[Given data]

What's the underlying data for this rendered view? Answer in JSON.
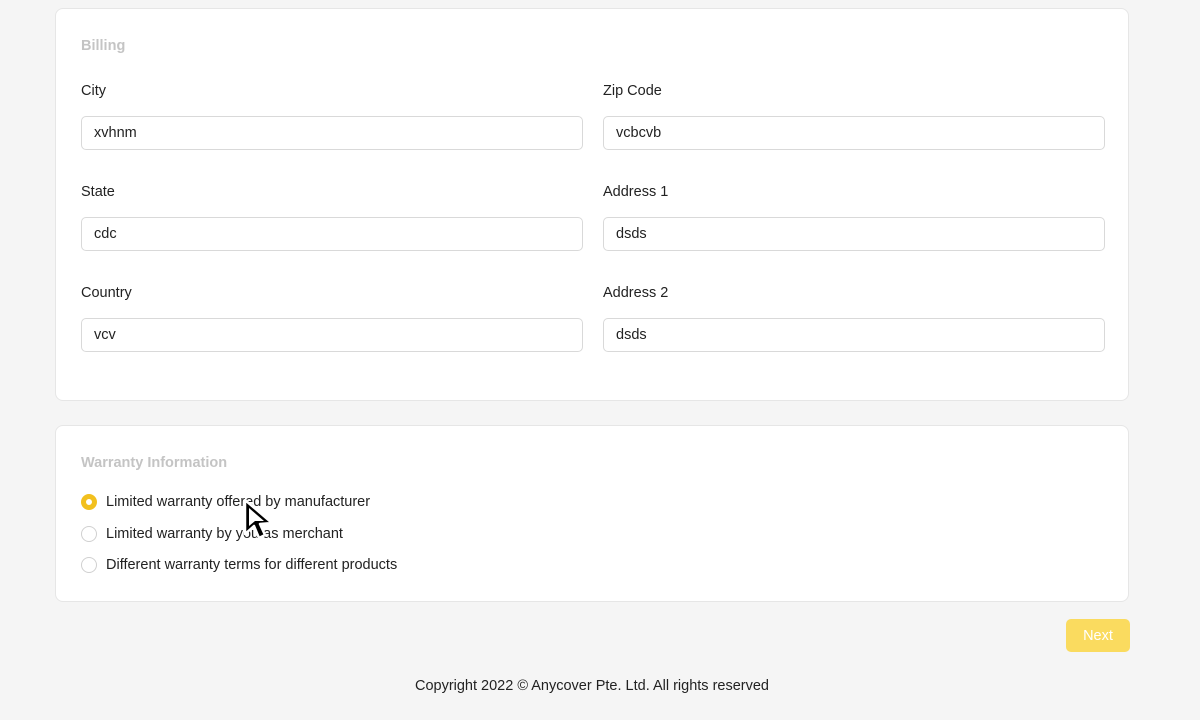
{
  "billing": {
    "title": "Billing",
    "fields": {
      "city": {
        "label": "City",
        "value": "xvhnm"
      },
      "zip": {
        "label": "Zip Code",
        "value": "vcbcvb"
      },
      "state": {
        "label": "State",
        "value": "cdc"
      },
      "address1": {
        "label": "Address 1",
        "value": "dsds"
      },
      "country": {
        "label": "Country",
        "value": "vcv"
      },
      "address2": {
        "label": "Address 2",
        "value": "dsds"
      }
    }
  },
  "warranty": {
    "title": "Warranty Information",
    "options": [
      {
        "label": "Limited warranty offered by manufacturer",
        "selected": true
      },
      {
        "label": "Limited warranty by you as merchant",
        "selected": false
      },
      {
        "label": "Different warranty terms for different products",
        "selected": false
      }
    ]
  },
  "actions": {
    "next_label": "Next"
  },
  "footer": {
    "copyright": "Copyright 2022 © Anycover Pte. Ltd. All rights reserved"
  },
  "colors": {
    "accent": "#f2c01e",
    "button": "#fadb5f",
    "section_title": "#c4c4c4",
    "background": "#f5f5f5"
  },
  "icons": {
    "cursor": "mouse-pointer-icon"
  }
}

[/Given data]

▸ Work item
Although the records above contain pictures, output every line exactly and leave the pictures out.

▸ Exercise output
What's the underlying data for this rendered view? Answer in JSON.
{
  "billing": {
    "title": "Billing",
    "fields": {
      "city": {
        "label": "City",
        "value": "xvhnm"
      },
      "zip": {
        "label": "Zip Code",
        "value": "vcbcvb"
      },
      "state": {
        "label": "State",
        "value": "cdc"
      },
      "address1": {
        "label": "Address 1",
        "value": "dsds"
      },
      "country": {
        "label": "Country",
        "value": "vcv"
      },
      "address2": {
        "label": "Address 2",
        "value": "dsds"
      }
    }
  },
  "warranty": {
    "title": "Warranty Information",
    "options": [
      {
        "label": "Limited warranty offered by manufacturer",
        "selected": true
      },
      {
        "label": "Limited warranty by you as merchant",
        "selected": false
      },
      {
        "label": "Different warranty terms for different products",
        "selected": false
      }
    ]
  },
  "actions": {
    "next_label": "Next"
  },
  "footer": {
    "copyright": "Copyright 2022 © Anycover Pte. Ltd. All rights reserved"
  },
  "colors": {
    "accent": "#f2c01e",
    "button": "#fadb5f",
    "section_title": "#c4c4c4",
    "background": "#f5f5f5"
  },
  "icons": {
    "cursor": "mouse-pointer-icon"
  }
}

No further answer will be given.